(Records from a collection)

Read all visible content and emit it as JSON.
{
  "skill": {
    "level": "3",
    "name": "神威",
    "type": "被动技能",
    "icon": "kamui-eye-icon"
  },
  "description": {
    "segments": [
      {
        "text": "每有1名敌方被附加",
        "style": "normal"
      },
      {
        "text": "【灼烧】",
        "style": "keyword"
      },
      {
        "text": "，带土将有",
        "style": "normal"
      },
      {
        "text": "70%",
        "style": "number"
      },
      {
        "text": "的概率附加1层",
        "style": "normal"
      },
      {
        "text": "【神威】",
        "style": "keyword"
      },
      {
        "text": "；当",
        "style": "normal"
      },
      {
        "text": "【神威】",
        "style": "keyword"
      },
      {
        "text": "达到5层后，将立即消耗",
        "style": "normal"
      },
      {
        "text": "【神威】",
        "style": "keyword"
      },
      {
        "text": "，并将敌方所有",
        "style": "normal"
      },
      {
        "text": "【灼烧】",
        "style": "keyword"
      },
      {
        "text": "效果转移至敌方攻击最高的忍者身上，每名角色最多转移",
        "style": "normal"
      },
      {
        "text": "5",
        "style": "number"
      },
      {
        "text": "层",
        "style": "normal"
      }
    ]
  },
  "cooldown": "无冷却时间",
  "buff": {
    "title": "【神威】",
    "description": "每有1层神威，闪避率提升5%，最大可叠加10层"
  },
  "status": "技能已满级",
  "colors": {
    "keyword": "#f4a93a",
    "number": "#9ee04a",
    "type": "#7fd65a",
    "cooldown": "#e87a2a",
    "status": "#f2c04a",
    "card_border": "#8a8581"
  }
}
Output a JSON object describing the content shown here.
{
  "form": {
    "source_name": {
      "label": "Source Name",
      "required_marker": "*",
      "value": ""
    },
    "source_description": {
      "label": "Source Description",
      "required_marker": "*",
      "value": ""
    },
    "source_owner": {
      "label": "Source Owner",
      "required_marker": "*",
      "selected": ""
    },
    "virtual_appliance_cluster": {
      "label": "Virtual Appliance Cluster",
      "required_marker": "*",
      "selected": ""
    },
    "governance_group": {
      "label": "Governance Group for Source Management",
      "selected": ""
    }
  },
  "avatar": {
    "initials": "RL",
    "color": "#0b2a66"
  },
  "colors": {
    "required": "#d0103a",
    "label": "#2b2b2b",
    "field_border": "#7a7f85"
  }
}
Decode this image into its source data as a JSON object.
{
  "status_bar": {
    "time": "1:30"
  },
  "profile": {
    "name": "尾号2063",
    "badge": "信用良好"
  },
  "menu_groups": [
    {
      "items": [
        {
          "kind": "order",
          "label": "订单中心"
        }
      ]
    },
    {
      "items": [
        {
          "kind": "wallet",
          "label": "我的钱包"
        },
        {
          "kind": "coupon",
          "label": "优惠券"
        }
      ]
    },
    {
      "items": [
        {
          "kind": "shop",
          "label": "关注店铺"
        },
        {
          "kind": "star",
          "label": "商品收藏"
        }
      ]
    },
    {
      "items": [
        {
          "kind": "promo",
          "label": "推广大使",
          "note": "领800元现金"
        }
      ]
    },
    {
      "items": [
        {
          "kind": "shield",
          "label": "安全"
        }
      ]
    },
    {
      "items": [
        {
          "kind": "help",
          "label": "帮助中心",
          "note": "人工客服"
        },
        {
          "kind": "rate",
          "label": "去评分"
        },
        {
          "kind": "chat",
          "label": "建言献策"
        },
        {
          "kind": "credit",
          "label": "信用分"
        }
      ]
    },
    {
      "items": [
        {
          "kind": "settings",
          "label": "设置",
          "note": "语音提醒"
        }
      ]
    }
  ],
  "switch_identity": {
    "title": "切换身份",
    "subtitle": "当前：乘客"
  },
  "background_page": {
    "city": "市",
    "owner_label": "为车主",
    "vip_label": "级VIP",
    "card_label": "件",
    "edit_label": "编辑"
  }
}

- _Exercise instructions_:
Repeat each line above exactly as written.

- _Result below_:
Read all visible content and emit it as JSON.
{
  "skill": {
    "level": "3",
    "name": "神威",
    "type": "被动技能",
    "icon": "kamui-eye-icon"
  },
  "description": {
    "segments": [
      {
        "text": "每有1名敌方被附加",
        "style": "normal"
      },
      {
        "text": "【灼烧】",
        "style": "keyword"
      },
      {
        "text": "，带土将有",
        "style": "normal"
      },
      {
        "text": "70%",
        "style": "number"
      },
      {
        "text": "的概率附加1层",
        "style": "normal"
      },
      {
        "text": "【神威】",
        "style": "keyword"
      },
      {
        "text": "；当",
        "style": "normal"
      },
      {
        "text": "【神威】",
        "style": "keyword"
      },
      {
        "text": "达到5层后，将立即消耗",
        "style": "normal"
      },
      {
        "text": "【神威】",
        "style": "keyword"
      },
      {
        "text": "，并将敌方所有",
        "style": "normal"
      },
      {
        "text": "【灼烧】",
        "style": "keyword"
      },
      {
        "text": "效果转移至敌方攻击最高的忍者身上，每名角色最多转移",
        "style": "normal"
      },
      {
        "text": "5",
        "style": "number"
      },
      {
        "text": "层",
        "style": "normal"
      }
    ]
  },
  "cooldown": "无冷却时间",
  "buff": {
    "title": "【神威】",
    "description": "每有1层神威，闪避率提升5%，最大可叠加10层"
  },
  "status": "技能已满级",
  "colors": {
    "keyword": "#f4a93a",
    "number": "#9ee04a",
    "type": "#7fd65a",
    "cooldown": "#e87a2a",
    "status": "#f2c04a",
    "card_border": "#8a8581"
  }
}
Output a JSON object describing the content shown here.
{
  "form": {
    "source_name": {
      "label": "Source Name",
      "required_marker": "*",
      "value": ""
    },
    "source_description": {
      "label": "Source Description",
      "required_marker": "*",
      "value": ""
    },
    "source_owner": {
      "label": "Source Owner",
      "required_marker": "*",
      "selected": ""
    },
    "virtual_appliance_cluster": {
      "label": "Virtual Appliance Cluster",
      "required_marker": "*",
      "selected": ""
    },
    "governance_group": {
      "label": "Governance Group for Source Management",
      "selected": ""
    }
  },
  "avatar": {
    "initials": "RL",
    "color": "#0b2a66"
  },
  "colors": {
    "required": "#d0103a",
    "label": "#2b2b2b",
    "field_border": "#7a7f85"
  }
}
Decode this image into its source data as a JSON object.
{
  "status_bar": {
    "time": "1:30"
  },
  "profile": {
    "name": "尾号2063",
    "badge": "信用良好"
  },
  "menu_groups": [
    {
      "items": [
        {
          "kind": "order",
          "label": "订单中心"
        }
      ]
    },
    {
      "items": [
        {
          "kind": "wallet",
          "label": "我的钱包"
        },
        {
          "kind": "coupon",
          "label": "优惠券"
        }
      ]
    },
    {
      "items": [
        {
          "kind": "shop",
          "label": "关注店铺"
        },
        {
          "kind": "star",
          "label": "商品收藏"
        }
      ]
    },
    {
      "items": [
        {
          "kind": "promo",
          "label": "推广大使",
          "note": "领800元现金"
        }
      ]
    },
    {
      "items": [
        {
          "kind": "shield",
          "label": "安全"
        }
      ]
    },
    {
      "items": [
        {
          "kind": "help",
          "label": "帮助中心",
          "note": "人工客服"
        },
        {
          "kind": "rate",
          "label": "去评分"
        },
        {
          "kind": "chat",
          "label": "建言献策"
        },
        {
          "kind": "credit",
          "label": "信用分"
        }
      ]
    },
    {
      "items": [
        {
          "kind": "settings",
          "label": "设置",
          "note": "语音提醒"
        }
      ]
    }
  ],
  "switch_identity": {
    "title": "切换身份",
    "subtitle": "当前：乘客"
  },
  "background_page": {
    "city": "市",
    "owner_label": "为车主",
    "vip_label": "级VIP",
    "card_label": "件",
    "edit_label": "编辑"
  }
}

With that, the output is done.